Rain-to-drizzle-to-rain again this Saturday morning on the storm-tossed northern California coast — under the sweep of several ‘atmospheric rivers’ for the next week to 10 days.
According to the NWS, those storms will bring ‘copious amounts of moisture‘ to our area, from tonight through next Thursday — 5.5-to-12-inches of rain for Humboldt County, depending on your location. We’re getting really wet.

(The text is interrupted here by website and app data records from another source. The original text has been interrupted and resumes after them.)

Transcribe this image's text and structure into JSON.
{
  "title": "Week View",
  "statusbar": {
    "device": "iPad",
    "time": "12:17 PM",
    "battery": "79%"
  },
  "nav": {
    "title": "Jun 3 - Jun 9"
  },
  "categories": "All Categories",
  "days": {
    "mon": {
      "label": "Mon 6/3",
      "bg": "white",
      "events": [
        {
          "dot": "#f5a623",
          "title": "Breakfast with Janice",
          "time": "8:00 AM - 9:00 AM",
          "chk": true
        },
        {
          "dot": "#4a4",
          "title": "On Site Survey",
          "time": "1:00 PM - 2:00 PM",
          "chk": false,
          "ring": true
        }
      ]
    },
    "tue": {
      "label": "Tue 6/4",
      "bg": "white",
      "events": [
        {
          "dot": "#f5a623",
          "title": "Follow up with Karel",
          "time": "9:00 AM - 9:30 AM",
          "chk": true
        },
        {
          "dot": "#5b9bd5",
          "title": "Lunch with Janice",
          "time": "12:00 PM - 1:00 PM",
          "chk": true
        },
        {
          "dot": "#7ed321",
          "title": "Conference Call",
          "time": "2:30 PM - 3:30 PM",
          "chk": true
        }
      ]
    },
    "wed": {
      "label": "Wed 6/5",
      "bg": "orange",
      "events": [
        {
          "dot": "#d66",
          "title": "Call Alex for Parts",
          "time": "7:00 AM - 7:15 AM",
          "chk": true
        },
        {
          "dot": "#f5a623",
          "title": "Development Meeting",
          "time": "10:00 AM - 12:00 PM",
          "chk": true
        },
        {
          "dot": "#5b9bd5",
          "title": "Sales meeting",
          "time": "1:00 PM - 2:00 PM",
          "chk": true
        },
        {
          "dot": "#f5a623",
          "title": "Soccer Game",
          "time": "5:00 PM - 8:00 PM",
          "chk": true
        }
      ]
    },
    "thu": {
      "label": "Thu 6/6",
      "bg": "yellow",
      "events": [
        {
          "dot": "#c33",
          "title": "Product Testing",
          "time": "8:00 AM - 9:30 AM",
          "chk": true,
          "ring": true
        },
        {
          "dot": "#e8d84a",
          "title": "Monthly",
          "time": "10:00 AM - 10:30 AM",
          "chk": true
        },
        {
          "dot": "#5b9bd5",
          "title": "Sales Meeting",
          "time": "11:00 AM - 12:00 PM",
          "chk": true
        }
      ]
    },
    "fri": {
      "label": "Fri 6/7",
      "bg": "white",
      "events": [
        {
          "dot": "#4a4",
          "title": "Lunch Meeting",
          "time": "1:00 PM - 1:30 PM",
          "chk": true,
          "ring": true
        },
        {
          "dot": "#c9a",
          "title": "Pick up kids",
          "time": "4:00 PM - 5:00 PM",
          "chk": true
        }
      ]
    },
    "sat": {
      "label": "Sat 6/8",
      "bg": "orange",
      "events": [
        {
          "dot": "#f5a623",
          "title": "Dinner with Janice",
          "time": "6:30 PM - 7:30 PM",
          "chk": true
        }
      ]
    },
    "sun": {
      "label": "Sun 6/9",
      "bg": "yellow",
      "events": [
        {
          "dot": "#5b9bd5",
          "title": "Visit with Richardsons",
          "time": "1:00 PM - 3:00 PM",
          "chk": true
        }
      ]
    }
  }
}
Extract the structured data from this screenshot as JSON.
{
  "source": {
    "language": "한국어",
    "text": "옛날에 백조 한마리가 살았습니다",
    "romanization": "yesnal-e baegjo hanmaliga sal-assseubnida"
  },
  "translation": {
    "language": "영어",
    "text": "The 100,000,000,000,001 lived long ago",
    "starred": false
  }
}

Statewide, a punch to the drought — Bill Patzert, a research scientist and oceanographer at NASA’s Jet Propulsion Laboratory in Pasadena, waxes enthusiastic about our current weather: ‘“You get this once in a decade. It’s a conveyor belt….For water and snow aficionados, when the polar jet stream and an atmospheric river merge and take aim on California, it’s like winning the Powerball and Super Lotto Plus in the same week.”‘
Apparently, nothing but rain for awhile. We’re forecast for maybe a half-inch here along the shoreline today, but from the looks of it already, the totals will be much higher.
We’re under a ‘Flood Watch’ until tomorrow at least, and it’s going to get gnarly.
Our weather is based on a couple of contributing factors — from the San Jose Mercury News this morning:
After five years of historic drought, conditions in the Pacific Ocean are lining up in drenching ways not seen since at least 2010, with new storms forming off California’s coast that will continue to bring rain throughout next week, even after this weekend’s powerful system is gone.
First, the huge mass off offshore high-pressure air, dubbed the “Ridiculously Resilient Ridge,” which blocked dozens of storms over the past three years from coming ashore to California is now gone.
Scientists don’t know exactly why it stayed so long, or why it went away.
Second, now there are two other ridges — one off the Aleutian Islands in Alaska, and one off Baja, Mexico — that are funneling storms toward California.
The Alaska ridge is pushing the polar jet stream south, where it is connecting with a series of atmospheric river storms that are being generated in warm waters in the subtropical Pacific.
Such fast-moving storms, often called “Pineapple Express” systems, are 200 miles wide, driven by high winds and can carry 20 times as much water as the Mississippi River where it flows into the Gulf of Mexico, acting as a meteorological fire hose over the West Coast.
Storms this week already have boosted the Sierra Nevada snowpack enormously. On Monday, it was 70 percent of the historic average. By Friday it was 103 percent. The warm storms this weekend could melt some of the snow, causing the flood risk, although the runoff will fill reservoirs around the state.
At least, we’re wet for a reason…